# 2006 iTest Problems/Problem 31

(diff) ← Older revision | Latest revision (diff) | Newer revision → (diff)

## Problem

The value of the infinite series $$\sum_{n=2}^\infty\dfrac{n^4+n^3+n^2-n+1}{n^6-1}$$ can be expressed as $\tfrac pq$ where $p$ and $q$ are relatively prime positive numbers. Compute $p+q$.

## Solution

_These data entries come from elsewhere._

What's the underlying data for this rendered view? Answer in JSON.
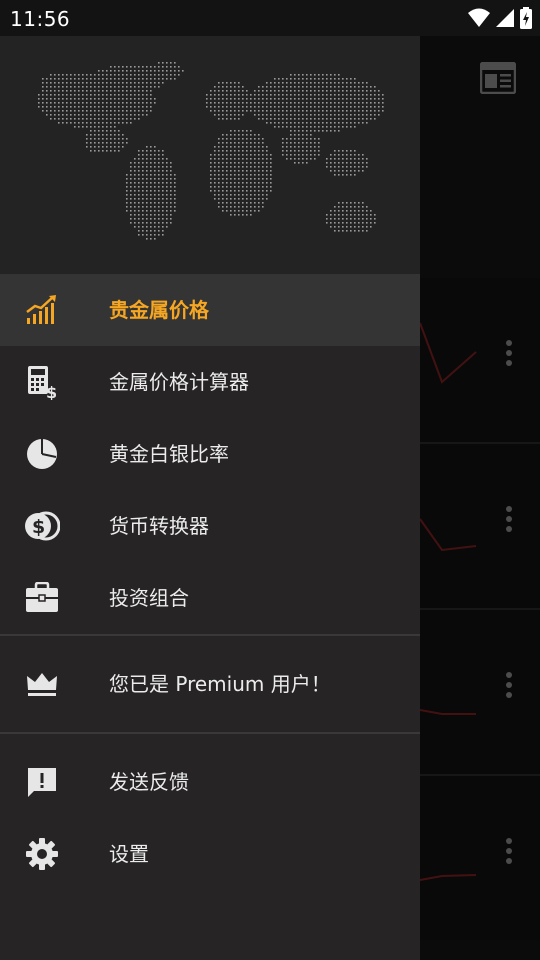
{
  "status_bar": {
    "time": "11:56"
  },
  "drawer": {
    "main_items": [
      {
        "label": "贵金属价格",
        "icon": "trending-up-chart-icon",
        "active": true
      },
      {
        "label": "金属价格计算器",
        "icon": "calculator-icon",
        "active": false
      },
      {
        "label": "黄金白银比率",
        "icon": "pie-chart-icon",
        "active": false
      },
      {
        "label": "货币转换器",
        "icon": "currency-coins-icon",
        "active": false
      },
      {
        "label": "投资组合",
        "icon": "briefcase-icon",
        "active": false
      }
    ],
    "premium": {
      "label": "您已是 Premium 用户！",
      "icon": "crown-icon"
    },
    "secondary_items": [
      {
        "label": "发送反馈",
        "icon": "feedback-icon"
      },
      {
        "label": "设置",
        "icon": "gear-icon"
      }
    ]
  },
  "colors": {
    "accent": "#f5a623",
    "drawer_bg": "#262424",
    "active_bg": "#353434",
    "text": "#ececec",
    "chart_line": "#7a2020"
  }
}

Notice that $n^6 - 1 = (n^2 - 1)(n^4 + n^2 + 1)$, and notice that the numerator contains $n^4 + n^2 + 1$. Also, notice that $n^3 - n = n(n^2 - 1)$. We can rewrite the expression by factoring and splitting the fractions. $$\sum_{n=2}^\infty\dfrac{n^4+n^2 + 1 + n(n^2 - 1)}{(n^2 - 1)(n^4 + n^2 + 1)}$$ $$\sum_{n=2}^\infty\dfrac{1}{n^2 - 1} + \dfrac{n}{n^4 + n^2 + 1}$$ $$\sum_{n=2}^\infty\dfrac{1}{n^2 - 1} + \dfrac{n}{n^4 + 2n^2 + 1 - n^2}$$ $$\sum_{n=2}^\infty\dfrac{1}{(n+1)(n-1)} + \dfrac{n}{(n^2 + n + 1)(n^2 - n + 1)}$$ In the fraction $\frac{1}{(n+1)(n-1)}$, we can split the fraction as $\frac{1}{2(n-1)} - \frac{1}{2(n+1)}$, making $\sum_{n=2}^\infty\dfrac{1}{(n+1)(n-1)}$ a telescoping series. Plugging in values results in $\frac12 - \frac16 + \frac14 - \frac18 + \frac16 - \frac10 + \cdots = \frac12 + \frac14 = \frac34$.

In the fraction $\frac{n}{(n^2 + n + 1)(n^2 - n + 1)}$, plugging in the first few values results in $\frac{2}{7 \cdot 3} + \frac{3}{13 \cdot 7} + \frac{4}{21 \cdot 13} + \cdots$. The structure suggests that we could try to model the same fraction with a telescoping series.

Substituting $n$ for $a+1$ in $n^2 - n + 1$ results in $a^2 + a + 1$. Also, because $\tfrac12 \cdot (n^2 + n + 1) - \tfrac12 \cdot (n^2 - n + 1) = n$, we find that the expression is equal to $\frac{1}{2(n^2 - n + 1)} - \frac{1}{2(n^2 + n + 1)}$, confirming that $\sum_{n=2}^\infty\dfrac{n}{(n^2 + n + 1)(n^2 - n + 1)}$ is a telescoping series. The expression equals $\frac{1}{6} - \frac{1}{14} + \frac{1}{14} - \frac{1}{26} + \cdots = \frac{1}{6}$.

Therefore, $\sum_{n=2}^\infty\dfrac{n^4+n^3+n^2-n+1}{n^6-1} = \frac34 + \frac16 = \frac{11}{12}$, so $m+n = \boxed{23}$.